Africa’s Philanthropic Potential
If every African with the means contributed a dollar a month for a year to pool their own resources, the continent could move from charity case to wealth creator. But to achieve this shift, Africa’s philanthropic infrastructure will first need to be strengthened – and in some cases built.
LOMÉ – It has now been more than three years since the United Nations General Assembly adopted the 2030 Agenda for Sustainable Development, and the money required to meet the Sustainable Development Goals (SDGs) – the agenda’s key targets – remains elusive. In fact, less than half of the $6 trillion in annual financing that is needed has even been pledged.
But while the dearth of global funding could be viewed as a tragedy for the Global South, for Africa, it actually represents a tremendous opportunity.
Foreign aid has long supported Africa’s progress.
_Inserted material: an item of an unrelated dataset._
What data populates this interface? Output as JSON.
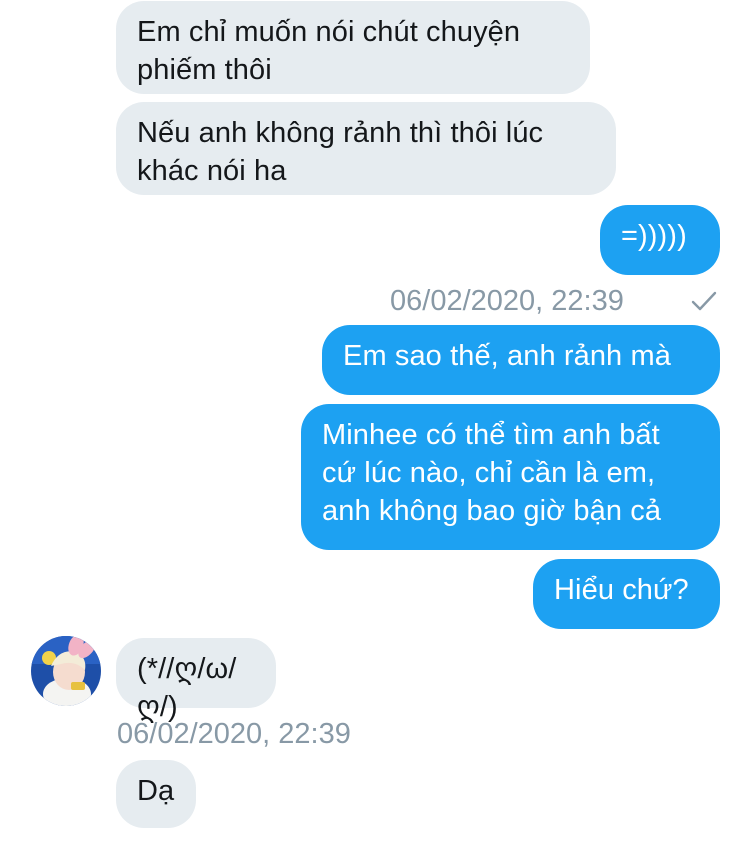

But Africans are increasingly able to invest in their own solutions. By 2025, African household and business spending could hit $5.6 trillion, and Deloitte estimates that by 2030, a half-billion Africans will have disposable income. If every African with the means contributed a dollar a month for a year to pool our own resources, the benefits would be profound.
We hope you're enjoying Project Syndicate.
To continue reading, subscribe now.
Get unlimited access to PS premium content, including in-depth commentaries, book reviews, exclusive interviews, On Point, the Big Picture, the PS Archive, and our annual year-ahead magazine.
Already have an account or want to create one to read two commentaries for free? Log in